_Work item_: Would you please output all the records exactly as given? Pictures should not appear in the copy.

Saved entries:
*****

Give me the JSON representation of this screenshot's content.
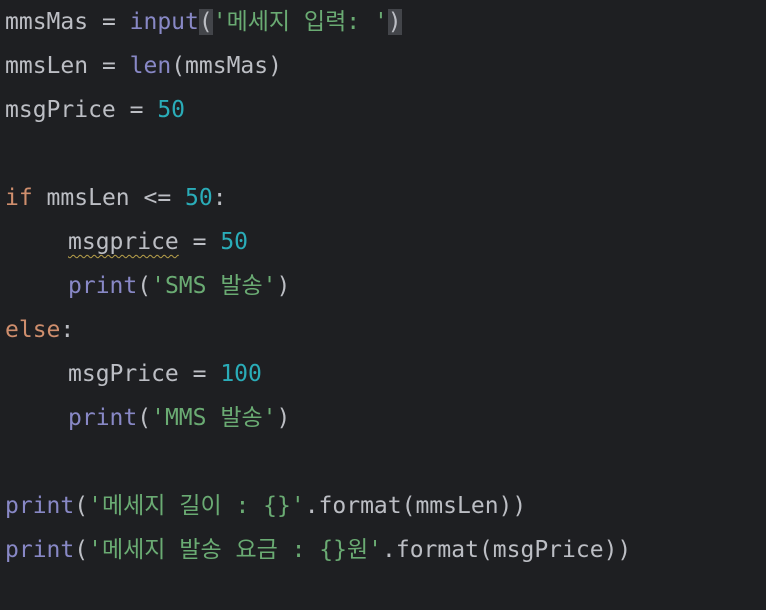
{
  "lines": [
    {
      "segments": [
        {
          "t": "mmsMas",
          "c": "id"
        },
        {
          "t": " = ",
          "c": "op"
        },
        {
          "t": "input",
          "c": "bi"
        },
        {
          "t": "(",
          "c": "punc",
          "hl": true
        },
        {
          "t": "'메세지 입력: '",
          "c": "str"
        },
        {
          "t": ")",
          "c": "punc",
          "hl": true
        }
      ]
    },
    {
      "segments": [
        {
          "t": "mmsLen",
          "c": "id"
        },
        {
          "t": " = ",
          "c": "op"
        },
        {
          "t": "len",
          "c": "bi"
        },
        {
          "t": "(mmsMas)",
          "c": "punc"
        }
      ]
    },
    {
      "segments": [
        {
          "t": "msgPrice",
          "c": "id"
        },
        {
          "t": " = ",
          "c": "op"
        },
        {
          "t": "50",
          "c": "num"
        }
      ]
    },
    {
      "segments": []
    },
    {
      "segments": [
        {
          "t": "if",
          "c": "kw"
        },
        {
          "t": " mmsLen <= ",
          "c": "id"
        },
        {
          "t": "50",
          "c": "num"
        },
        {
          "t": ":",
          "c": "punc"
        }
      ]
    },
    {
      "indent": 1,
      "segments": [
        {
          "t": "msgprice",
          "c": "id",
          "squiggle": true
        },
        {
          "t": " = ",
          "c": "op"
        },
        {
          "t": "50",
          "c": "num"
        }
      ]
    },
    {
      "indent": 1,
      "segments": [
        {
          "t": "print",
          "c": "bi"
        },
        {
          "t": "(",
          "c": "punc"
        },
        {
          "t": "'SMS 발송'",
          "c": "str"
        },
        {
          "t": ")",
          "c": "punc"
        }
      ]
    },
    {
      "segments": [
        {
          "t": "else",
          "c": "kw"
        },
        {
          "t": ":",
          "c": "punc"
        }
      ]
    },
    {
      "indent": 1,
      "segments": [
        {
          "t": "msgPrice",
          "c": "id"
        },
        {
          "t": " = ",
          "c": "op"
        },
        {
          "t": "100",
          "c": "num"
        }
      ]
    },
    {
      "indent": 1,
      "segments": [
        {
          "t": "print",
          "c": "bi"
        },
        {
          "t": "(",
          "c": "punc"
        },
        {
          "t": "'MMS 발송'",
          "c": "str"
        },
        {
          "t": ")",
          "c": "punc"
        }
      ]
    },
    {
      "segments": []
    },
    {
      "segments": [
        {
          "t": "print",
          "c": "bi"
        },
        {
          "t": "(",
          "c": "punc"
        },
        {
          "t": "'메세지 길이 : {}'",
          "c": "str"
        },
        {
          "t": ".format(mmsLen))",
          "c": "punc"
        }
      ]
    },
    {
      "segments": [
        {
          "t": "print",
          "c": "bi"
        },
        {
          "t": "(",
          "c": "punc"
        },
        {
          "t": "'메세지 발송 요금 : {}원'",
          "c": "str"
        },
        {
          "t": ".format(msgPrice))",
          "c": "punc"
        }
      ]
    }
  ],
  "colors": {
    "background": "#1e1f22",
    "identifier": "#bcbec4",
    "keyword": "#cf8e6d",
    "builtin": "#8888c6",
    "number": "#2aacb8",
    "string": "#6aab73",
    "bracket_highlight": "#43454a",
    "warning_squiggle": "#b8a04a"
  }
}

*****

_Answer to this task_:
Give me the JSON representation of this screenshot's content.
{
  "lines": [
    {
      "segments": [
        {
          "t": "mmsMas",
          "c": "id"
        },
        {
          "t": " = ",
          "c": "op"
        },
        {
          "t": "input",
          "c": "bi"
        },
        {
          "t": "(",
          "c": "punc",
          "hl": true
        },
        {
          "t": "'메세지 입력: '",
          "c": "str"
        },
        {
          "t": ")",
          "c": "punc",
          "hl": true
        }
      ]
    },
    {
      "segments": [
        {
          "t": "mmsLen",
          "c": "id"
        },
        {
          "t": " = ",
          "c": "op"
        },
        {
          "t": "len",
          "c": "bi"
        },
        {
          "t": "(mmsMas)",
          "c": "punc"
        }
      ]
    },
    {
      "segments": [
        {
          "t": "msgPrice",
          "c": "id"
        },
        {
          "t": " = ",
          "c": "op"
        },
        {
          "t": "50",
          "c": "num"
        }
      ]
    },
    {
      "segments": []
    },
    {
      "segments": [
        {
          "t": "if",
          "c": "kw"
        },
        {
          "t": " mmsLen <= ",
          "c": "id"
        },
        {
          "t": "50",
          "c": "num"
        },
        {
          "t": ":",
          "c": "punc"
        }
      ]
    },
    {
      "indent": 1,
      "segments": [
        {
          "t": "msgprice",
          "c": "id",
          "squiggle": true
        },
        {
          "t": " = ",
          "c": "op"
        },
        {
          "t": "50",
          "c": "num"
        }
      ]
    },
    {
      "indent": 1,
      "segments": [
        {
          "t": "print",
          "c": "bi"
        },
        {
          "t": "(",
          "c": "punc"
        },
        {
          "t": "'SMS 발송'",
          "c": "str"
        },
        {
          "t": ")",
          "c": "punc"
        }
      ]
    },
    {
      "segments": [
        {
          "t": "else",
          "c": "kw"
        },
        {
          "t": ":",
          "c": "punc"
        }
      ]
    },
    {
      "indent": 1,
      "segments": [
        {
          "t": "msgPrice",
          "c": "id"
        },
        {
          "t": " = ",
          "c": "op"
        },
        {
          "t": "100",
          "c": "num"
        }
      ]
    },
    {
      "indent": 1,
      "segments": [
        {
          "t": "print",
          "c": "bi"
        },
        {
          "t": "(",
          "c": "punc"
        },
        {
          "t": "'MMS 발송'",
          "c": "str"
        },
        {
          "t": ")",
          "c": "punc"
        }
      ]
    },
    {
      "segments": []
    },
    {
      "segments": [
        {
          "t": "print",
          "c": "bi"
        },
        {
          "t": "(",
          "c": "punc"
        },
        {
          "t": "'메세지 길이 : {}'",
          "c": "str"
        },
        {
          "t": ".format(mmsLen))",
          "c": "punc"
        }
      ]
    },
    {
      "segments": [
        {
          "t": "print",
          "c": "bi"
        },
        {
          "t": "(",
          "c": "punc"
        },
        {
          "t": "'메세지 발송 요금 : {}원'",
          "c": "str"
        },
        {
          "t": ".format(msgPrice))",
          "c": "punc"
        }
      ]
    }
  ],
  "colors": {
    "background": "#1e1f22",
    "identifier": "#bcbec4",
    "keyword": "#cf8e6d",
    "builtin": "#8888c6",
    "number": "#2aacb8",
    "string": "#6aab73",
    "bracket_highlight": "#43454a",
    "warning_squiggle": "#b8a04a"
  }
}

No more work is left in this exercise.